This spring Wilson has taught three swiftwater rescue courses to more than 40 local river runners on the San Miguel and Dolores Rivers. Students who voluntarily submerged themselves in the freezing Rocky Mountain runoff had signed up for one of Wilson’s courses, which are designed to teach private boaters and commercial river guides the necessary tools to know how to act when an incident occurs on the river.
As a lifelong river runner and owner/operator of the Telluride Kayak School, Wilson believes in the importance of swiftwater rescue. “As a whitewater professional, you see a lot of private boaters on the water who are totally unaware of all the hazards on the river,” said Wilson. “I want to help people become an asset instead of a liability on the river.”
According to local San Miguel River Ranger Leigh Sullivan there are more people on the river this season than she has seen in the past 14 years. She thinks it’s due to the above average spring-runoff that the region experienced. Sullivan has already encountered a number of river accidents this year, including flipped boats, boats wrapped on river obstacles, lost boats, and a near drowning. “Swiftwater rescue is very important knowledge,” said Sullivan. “If you get in trouble on the river, you want to have the proper training so you know what to do.”
San Miguel County Sheriff’s Office Search and Rescue Team Leader Brian Beckham has also responded to an accident on the river this year, which resulted in a formal rescue. “People need to prepare themselves for self-rescue,” said Beckham. “By the time a search and rescue team can get to the scene of the accident, the victim might be hung up on a rock, stranded on the wrong side of the river, or, in the worst case scenario, dead.”
According to Wilson, self-rescue is by far the most important aspect of swiftwater rescue. Unlike ocean surfers who are always swimming in the water, river runners primarily remain on top of their crafts, and rarely take a purposeful swim. According to Wilson, the best way to teach self-rescue is to set up a swimming obstacle course on the river where students are crossing eddy-lines, ferrying in big current, getting themselves over and around natural obstacles, and climbing onto flipped rafts.
Local river runner Susan Kees recently took a swiftwater course with Wilson and his fellow swiftwater rescue instructor Brian Fletcher on the Dolores River below Bedrock.
“We did lots of swimming in the course,” said Kees. “I’m not a swimmer, but having to swim some of those rapids was incredible. It inspired me to learn more and to practice.”
Wilson spends a full day teaching students self-rescue. Once they have drilled this all-important skill, students move on to learning how to rescue another victim. The most simple and effective way to save a victim is with a device called a throw bag (a strong, water-friendly rope that is stored in a mesh or nylon bag, ranging in lengths from 50 to 75 feet).

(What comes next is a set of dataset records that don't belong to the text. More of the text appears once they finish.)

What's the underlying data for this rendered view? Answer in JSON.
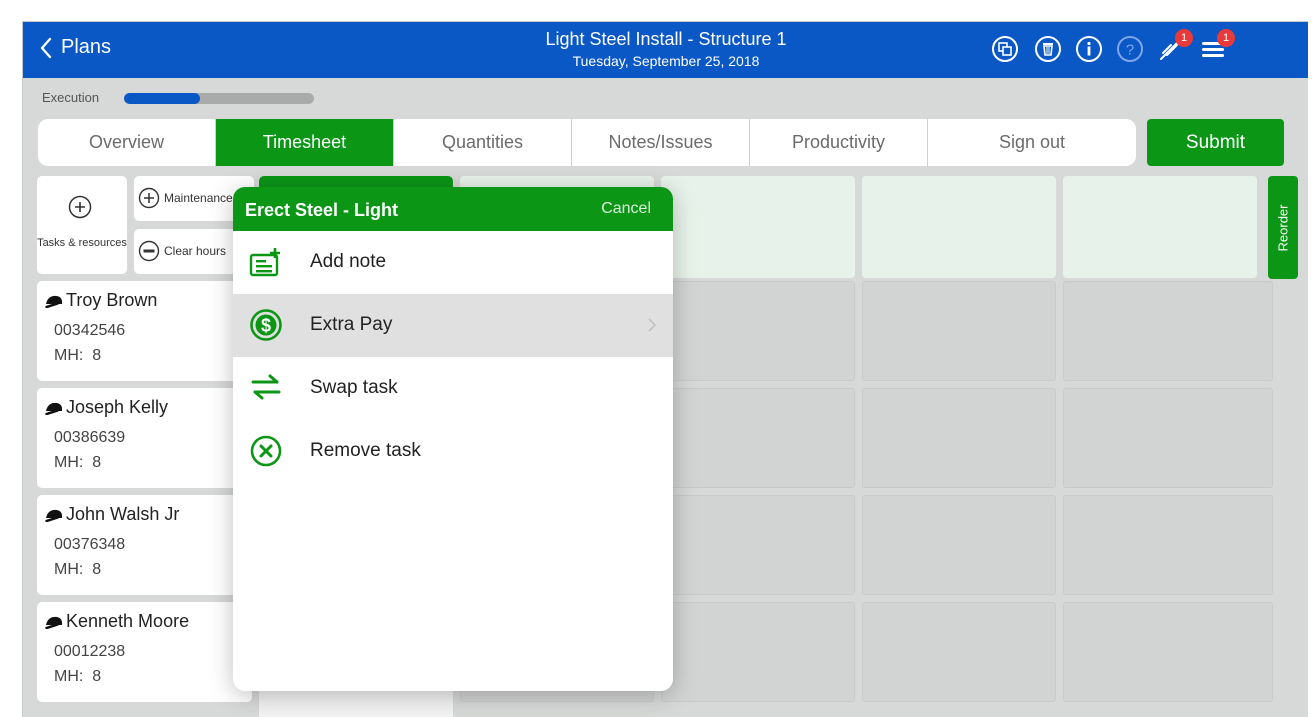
{
  "header": {
    "back_label": "Plans",
    "title": "Light Steel Install - Structure 1",
    "date": "Tuesday, September 25, 2018",
    "notification_badge": "1",
    "menu_badge": "1",
    "icons": [
      "copy-icon",
      "trash-icon",
      "info-icon",
      "help-icon",
      "notification-icon",
      "menu-icon"
    ]
  },
  "execution": {
    "label": "Execution",
    "progress": 0.4
  },
  "tabs": [
    {
      "label": "Overview",
      "active": false
    },
    {
      "label": "Timesheet",
      "active": true
    },
    {
      "label": "Quantities",
      "active": false
    },
    {
      "label": "Notes/Issues",
      "active": false
    },
    {
      "label": "Productivity",
      "active": false
    },
    {
      "label": "Sign out",
      "active": false
    }
  ],
  "submit_label": "Submit",
  "tools": {
    "tasks_resources": "Tasks & resources",
    "maintenance": "Maintenance",
    "clear_hours": "Clear hours"
  },
  "workers": [
    {
      "name": "Troy Brown",
      "id": "00342546",
      "mh_label": "MH:",
      "mh": "8"
    },
    {
      "name": "Joseph Kelly",
      "id": "00386639",
      "mh_label": "MH:",
      "mh": "8"
    },
    {
      "name": "John Walsh Jr",
      "id": "00376348",
      "mh_label": "MH:",
      "mh": "8"
    },
    {
      "name": "Kenneth Moore",
      "id": "00012238",
      "mh_label": "MH:",
      "mh": "8"
    }
  ],
  "reorder_label": "Reorder",
  "popover": {
    "title": "Erect Steel - Light",
    "cancel": "Cancel",
    "items": [
      {
        "label": "Add note",
        "icon": "add-note-icon"
      },
      {
        "label": "Extra Pay",
        "icon": "dollar-icon",
        "highlighted": true,
        "has_submenu": true
      },
      {
        "label": "Swap task",
        "icon": "swap-icon"
      },
      {
        "label": "Remove task",
        "icon": "remove-icon"
      }
    ]
  },
  "colors": {
    "header_blue": "#0a57c6",
    "accent_green": "#0b9616",
    "background": "#d7d9d8",
    "badge_red": "#e83a3a"
  }
}
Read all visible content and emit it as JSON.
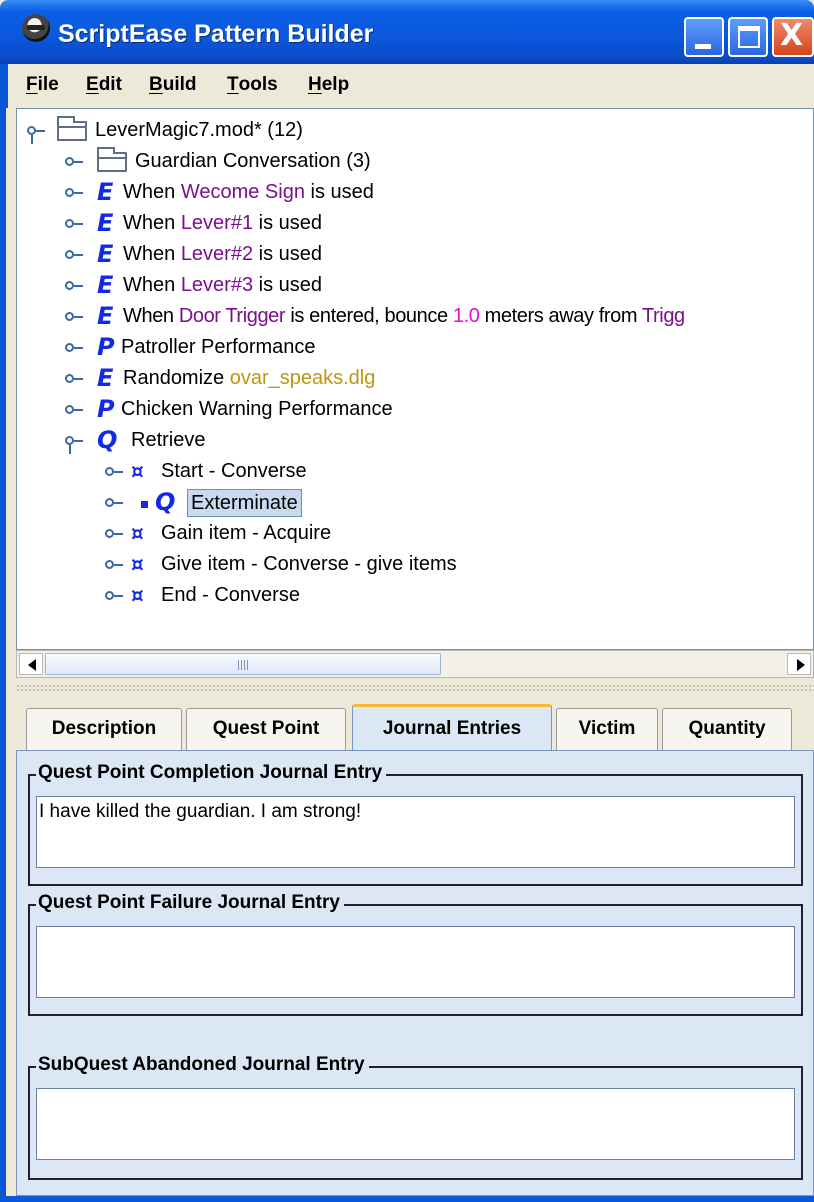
{
  "window": {
    "title": "ScriptEase Pattern Builder",
    "min_glyph": "",
    "close_glyph": "X"
  },
  "menu": [
    {
      "underline": "F",
      "rest": "ile"
    },
    {
      "underline": "E",
      "rest": "dit"
    },
    {
      "underline": "B",
      "rest": "uild"
    },
    {
      "underline": "T",
      "rest": "ools"
    },
    {
      "underline": "H",
      "rest": "elp"
    }
  ],
  "tree": {
    "root": {
      "label": "LeverMagic7.mod* (12)"
    },
    "items": [
      {
        "type": "folder",
        "text": "Guardian Conversation (3)"
      },
      {
        "type": "E",
        "before": "When ",
        "highlight": "Wecome Sign",
        "after": " is used"
      },
      {
        "type": "E",
        "before": "When ",
        "highlight": "Lever#1",
        "after": " is used"
      },
      {
        "type": "E",
        "before": "When ",
        "highlight": "Lever#2",
        "after": " is used"
      },
      {
        "type": "E",
        "before": "When ",
        "highlight": "Lever#3",
        "after": " is used"
      },
      {
        "type": "E",
        "before": "When ",
        "highlight": "Door Trigger",
        "middle": " is entered, bounce ",
        "value": "1.0",
        "after": " meters away from ",
        "tail": "Trigg"
      },
      {
        "type": "P",
        "text": "Patroller Performance"
      },
      {
        "type": "E",
        "before": "Randomize ",
        "file": "ovar_speaks.dlg"
      },
      {
        "type": "P",
        "text": "Chicken Warning Performance"
      },
      {
        "type": "Q",
        "text": "Retrieve"
      }
    ],
    "children": [
      {
        "type": "star",
        "text": "Start - Converse"
      },
      {
        "type": "Q",
        "text": "Exterminate",
        "selected": true
      },
      {
        "type": "star",
        "text": "Gain item - Acquire"
      },
      {
        "type": "star",
        "text": "Give item - Converse - give items"
      },
      {
        "type": "star",
        "text": "End - Converse"
      }
    ],
    "glyphs": {
      "E": "E",
      "P": "P",
      "Q": "Q",
      "star": "¤"
    }
  },
  "tabs": [
    "Description",
    "Quest Point",
    "Journal Entries",
    "Victim",
    "Quantity"
  ],
  "active_tab": "Journal Entries",
  "journal": {
    "completion_title": "Quest Point Completion Journal Entry",
    "completion_value": "I have killed the guardian.  I am strong!",
    "failure_title": "Quest Point Failure Journal Entry",
    "failure_value": "",
    "abandoned_title": "SubQuest Abandoned Journal Entry",
    "abandoned_value": ""
  },
  "colors": {
    "titlebar": "#0B57DB",
    "highlight_purple": "#7B0F8C",
    "value_pink": "#E40ED8",
    "file_gold": "#C09511",
    "icon_blue": "#1428e8",
    "tab_accent": "#F5B733"
  }
}
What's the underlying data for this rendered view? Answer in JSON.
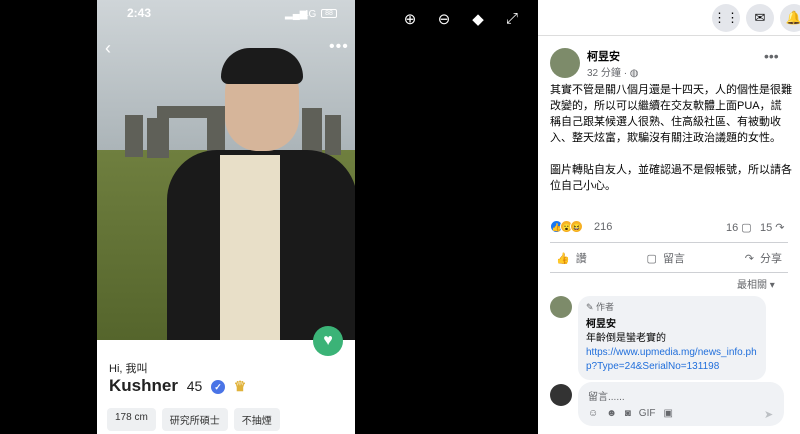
{
  "phone": {
    "time": "2:43",
    "network": "4G",
    "battery": "88",
    "greeting": "Hi, 我叫",
    "name": "Kushner",
    "age": "45",
    "tags": [
      "178 cm",
      "研究所碩士",
      "不抽煙"
    ]
  },
  "post": {
    "author": "柯昱安",
    "time": "32 分鐘",
    "body_p1": "其實不管是關八個月還是十四天，人的個性是很難改變的，所以可以繼續在交友軟體上面PUA，謊稱自己跟某候選人很熟、住高級社區、有被動收入、整天炫富，欺騙沒有關注政治議題的女性。",
    "body_p2": "圖片轉貼自友人，並確認過不是假帳號，所以請各位自己小心。",
    "reactions": "216",
    "comments": "16",
    "shares": "15",
    "action_like": "讚",
    "action_comment": "留言",
    "action_share": "分享",
    "sort_label": "最相關",
    "comment": {
      "badge": "作者",
      "name": "柯昱安",
      "text": "年齡倒是蠻老實的",
      "link": "https://www.upmedia.mg/news_info.php?Type=24&SerialNo=131198"
    },
    "compose_placeholder": "留言......"
  },
  "colors": {
    "link": "#216fdb",
    "like": "#1877f2",
    "heart_button": "#3bb377"
  }
}
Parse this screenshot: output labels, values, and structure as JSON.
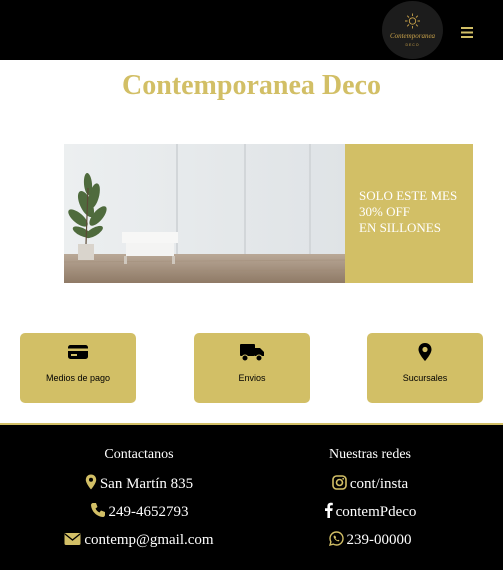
{
  "colors": {
    "accent": "#d2bf66",
    "bar": "#000000",
    "text_on_dark": "#ffffff"
  },
  "header": {
    "logo": {
      "text": "Contemporanea",
      "subtext": "DECO",
      "icon": "sun-logo-icon"
    },
    "menu_icon": "hamburger-menu-icon"
  },
  "page": {
    "title": "Contemporanea Deco"
  },
  "banner": {
    "promo_lines": [
      "SOLO ESTE MES",
      "30% OFF",
      "EN SILLONES"
    ]
  },
  "cards": [
    {
      "icon": "credit-card-icon",
      "label": "Medios de pago"
    },
    {
      "icon": "truck-icon",
      "label": "Envios"
    },
    {
      "icon": "map-pin-icon",
      "label": "Sucursales"
    }
  ],
  "footer": {
    "contact": {
      "heading": "Contactanos",
      "items": [
        {
          "icon": "map-pin-icon",
          "text": "San Martín 835"
        },
        {
          "icon": "phone-icon",
          "text": "249-4652793"
        },
        {
          "icon": "envelope-icon",
          "text": "contemp@gmail.com"
        }
      ]
    },
    "social": {
      "heading": "Nuestras redes",
      "items": [
        {
          "icon": "instagram-icon",
          "text": "cont/insta"
        },
        {
          "icon": "facebook-icon",
          "text": "contemPdeco"
        },
        {
          "icon": "whatsapp-icon",
          "text": "239-00000"
        }
      ]
    }
  }
}
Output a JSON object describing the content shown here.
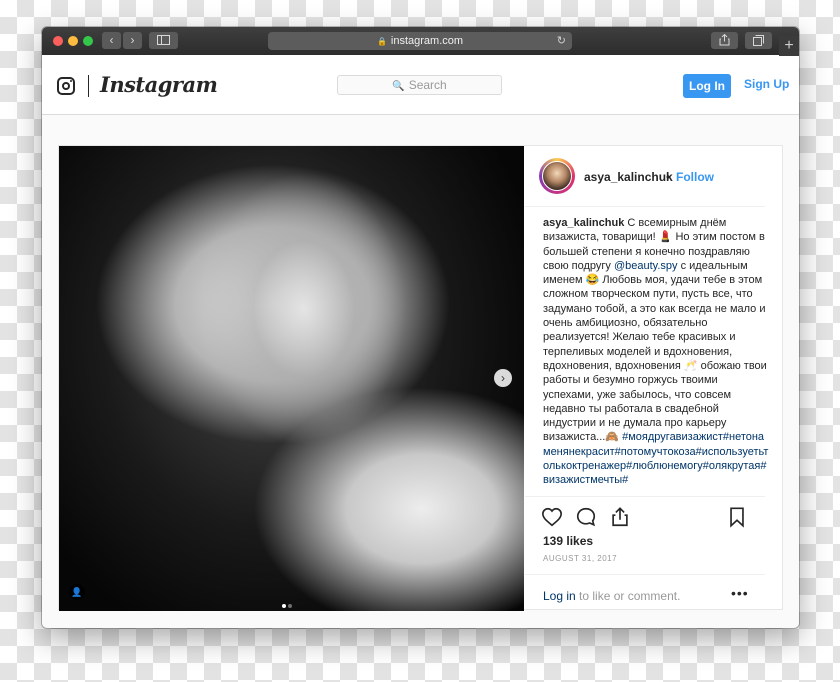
{
  "browser": {
    "url": "instagram.com",
    "back_icon": "‹",
    "forward_icon": "›",
    "new_tab_icon": "+"
  },
  "header": {
    "wordmark": "Instagram",
    "search_placeholder": "Search",
    "login_label": "Log In",
    "signup_label": "Sign Up"
  },
  "post": {
    "username": "asya_kalinchuk",
    "bullet": "•",
    "follow_label": "Follow",
    "caption_user": "asya_kalinchuk",
    "caption_part1": "С всемирным днём визажиста, товарищи! 💄 Но этим постом в большей степени я конечно поздравляю свою подругу",
    "mention": "@beauty.spy",
    "caption_part2": "с идеальным именем 😂 Любовь моя, удачи тебе в этом сложном творческом пути, пусть все, что задумано тобой, а это как всегда не мало и очень амбициозно, обязательно реализуется! Желаю тебе красивых и терпеливых моделей и вдохновения, вдохновения, вдохновения 🥂 обожаю твои работы и безумно горжусь твоими успехами, уже забылось, что совсем недавно ты работала в свадебной индустрии и не думала про карьеру визажиста...🙈",
    "hashtags": "#моядругавизажист#нетонаменянекрасит#потомучтокоза#используетьтолькоктренажер#люблюнемогу#олякрутая#визажистмечты#",
    "likes": "139 likes",
    "date": "AUGUST 31, 2017",
    "login_link": "Log in",
    "comment_suffix": "to like or comment.",
    "more_label": "•••"
  }
}
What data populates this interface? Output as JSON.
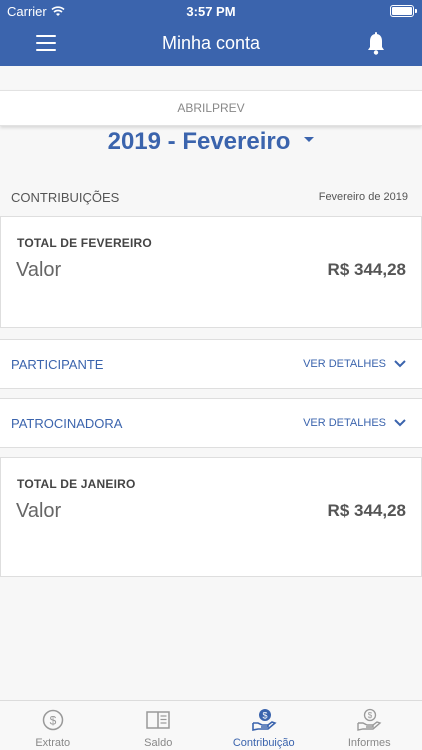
{
  "status_bar": {
    "carrier": "Carrier",
    "time": "3:57 PM"
  },
  "nav": {
    "title": "Minha conta"
  },
  "subheader": {
    "label": "ABRILPREV"
  },
  "period": {
    "label": "2019 - Fevereiro"
  },
  "section": {
    "title": "CONTRIBUIÇÕES",
    "date": "Fevereiro de 2019"
  },
  "card_fevereiro": {
    "label": "TOTAL DE FEVEREIRO",
    "valor_label": "Valor",
    "amount": "R$ 344,28"
  },
  "participante": {
    "label": "PARTICIPANTE",
    "details": "VER DETALHES"
  },
  "patrocinadora": {
    "label": "PATROCINADORA",
    "details": "VER DETALHES"
  },
  "card_janeiro": {
    "label": "TOTAL DE JANEIRO",
    "valor_label": "Valor",
    "amount": "R$ 344,28"
  },
  "tabs": [
    {
      "label": "Extrato",
      "icon": "dollar-coin-icon"
    },
    {
      "label": "Saldo",
      "icon": "ledger-book-icon"
    },
    {
      "label": "Contribuição",
      "icon": "hand-coin-icon",
      "active": true
    },
    {
      "label": "Informes",
      "icon": "hand-dollar-icon"
    }
  ],
  "colors": {
    "primary": "#3b64ad",
    "background": "#f7f7f7"
  }
}
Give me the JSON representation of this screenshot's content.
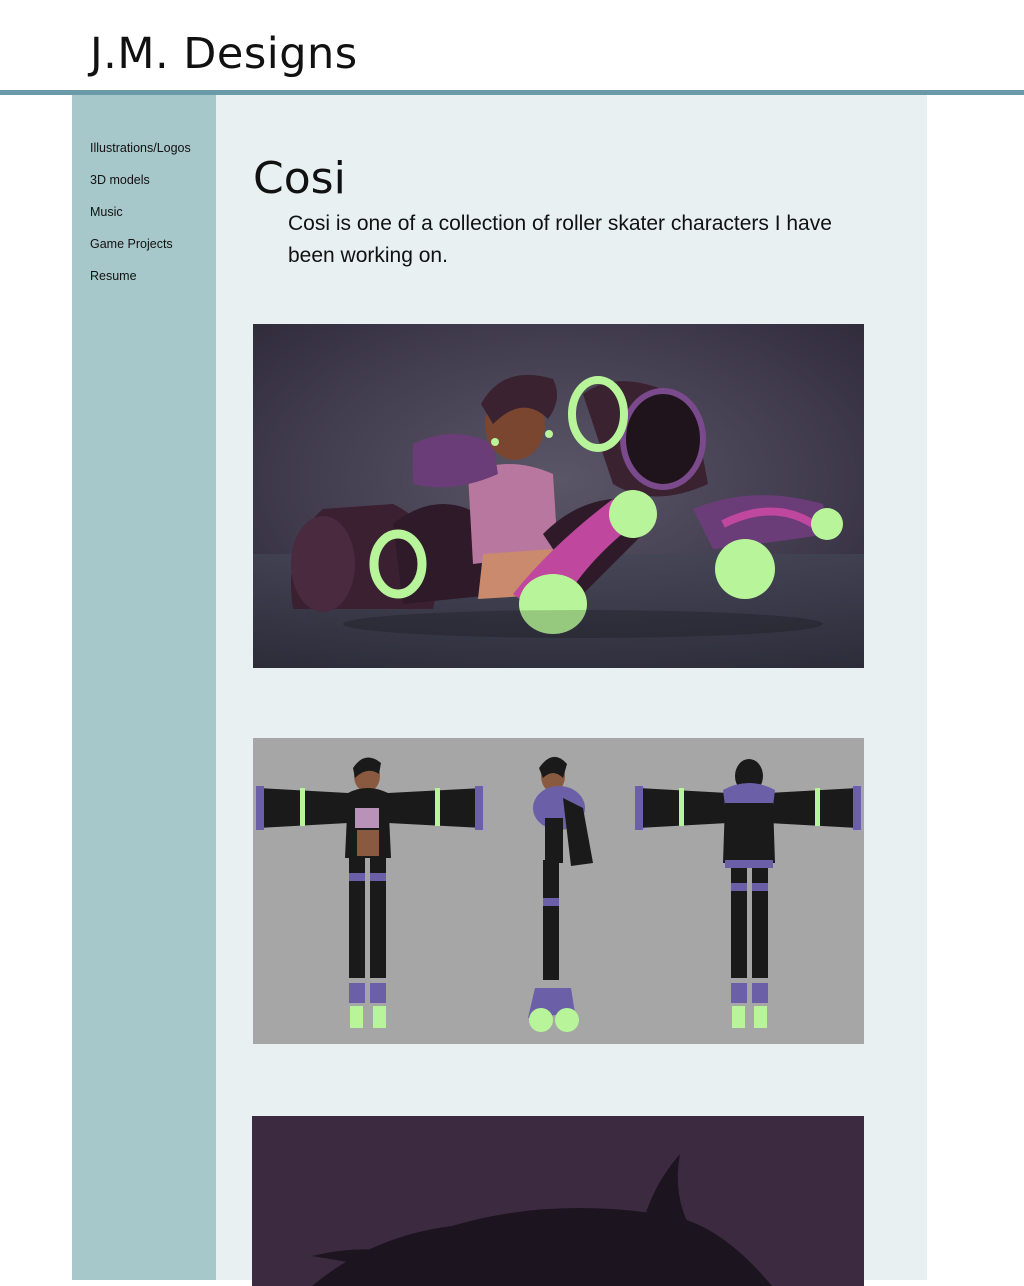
{
  "header": {
    "site_title": "J.M. Designs"
  },
  "sidebar": {
    "items": [
      {
        "label": "Illustrations/Logos"
      },
      {
        "label": "3D models"
      },
      {
        "label": "Music"
      },
      {
        "label": "Game Projects"
      },
      {
        "label": "Resume"
      }
    ]
  },
  "main": {
    "title": "Cosi",
    "intro": "Cosi is one of a collection of roller skater characters I have been working on."
  },
  "colors": {
    "header_rule": "#6a9aa8",
    "sidebar_bg": "#a7c8ca",
    "main_bg": "#e8f0f2",
    "render_bg_dark": "#3b3242",
    "turnaround_bg": "#a6a6a6",
    "accent_green": "#b8f59a",
    "accent_purple": "#7a4a8c"
  }
}
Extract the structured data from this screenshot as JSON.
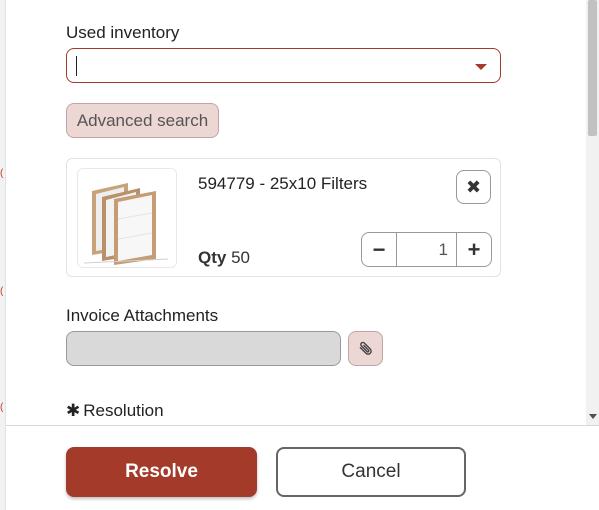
{
  "form": {
    "used_inventory_label": "Used inventory",
    "used_inventory_value": "",
    "advanced_search_label": "Advanced search",
    "item": {
      "title": "594779 - 25x10 Filters",
      "qty_label": "Qty",
      "qty_value": "50",
      "quantity": "1",
      "minus_symbol": "−",
      "plus_symbol": "+",
      "remove_symbol": "✖",
      "image_icon": "air-filter-image"
    },
    "invoice_attachments_label": "Invoice Attachments",
    "attach_icon": "paperclip-icon",
    "resolution_required_mark": "✱",
    "resolution_label": "Resolution"
  },
  "footer": {
    "resolve_label": "Resolve",
    "cancel_label": "Cancel"
  },
  "colors": {
    "accent": "#a33a2a",
    "accent_light": "#ecd7d5",
    "disabled_field": "#d9d9d9"
  }
}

Students in Wilson’s course spend hours throwing their bags at stationary targets on land before graduating to the river, where they take turns floating down a small rapid while their classmates try to rescue them from shore. Practicing in the water is more difficult because they are trying to hit a moving target and timing is of the essence.
Bill Kees, a longtime local who has been running rivers for the past 32 years took Wilson’s course, emphasized that it is hard to get a rope to a swimming victim in the river.
“Everyone takes the throw-bag for granted,” said Kees, but “not many people know how to use it. It is extremely important to familiarize yourself with it and to practice throwing it.”
Although Wilson’s swiftwater rescue courses hammer away at the importance of self-rescue and the proper use of throw bags, there is more information that comes with the territory. Foot entrapment, flipping rafts, rescuing unconscious swimmers, and knot-tying are also part of the curriculum.
“The course was very educational and very helpful,” said Bill Kees. “I would definitely recommend this course,” he said, going on to praise Wilson and Fletcher as being “extremely knowledgeable, patient, and professional.”
Wilson’s career in swiftwater rescue began in 2001 on the Futalefu River, in Chile, where he worked with lead guide and swiftwater rescue expert Mitch Sasser. For the Futalefu, a class V river, Sasser required all of his guides to become Swiftwater Rescue Technicians, where that Wilson discovered his love and natural inclination for the rigors of swiftwater rescue.
After three seasons in Chile, Wilson returned to the U.S. and in 2004 completed an instructor-training course in Sonoma, Calif., through International Rescue Instructor Authority (IRIA). He has been teaching swiftwater rescue for four years.
“As instructors we are always learning and developing because swiftwater rescue is so young and there is still innovation to be had,” said Wilson. “We are constantly developing and improving on the curriculum that is in place.”
Wilson offers three-day swiftwater courses for $250 through the Telluride Kayak School. He can accomodate12 students per course with two instructors. He offers Level II and Level III courses, both certified through IRIA. Wilson is available to teach swiftwater courses throughout the summer. He can be contacted at 970/729-0147 or firstname.lastname@example.org.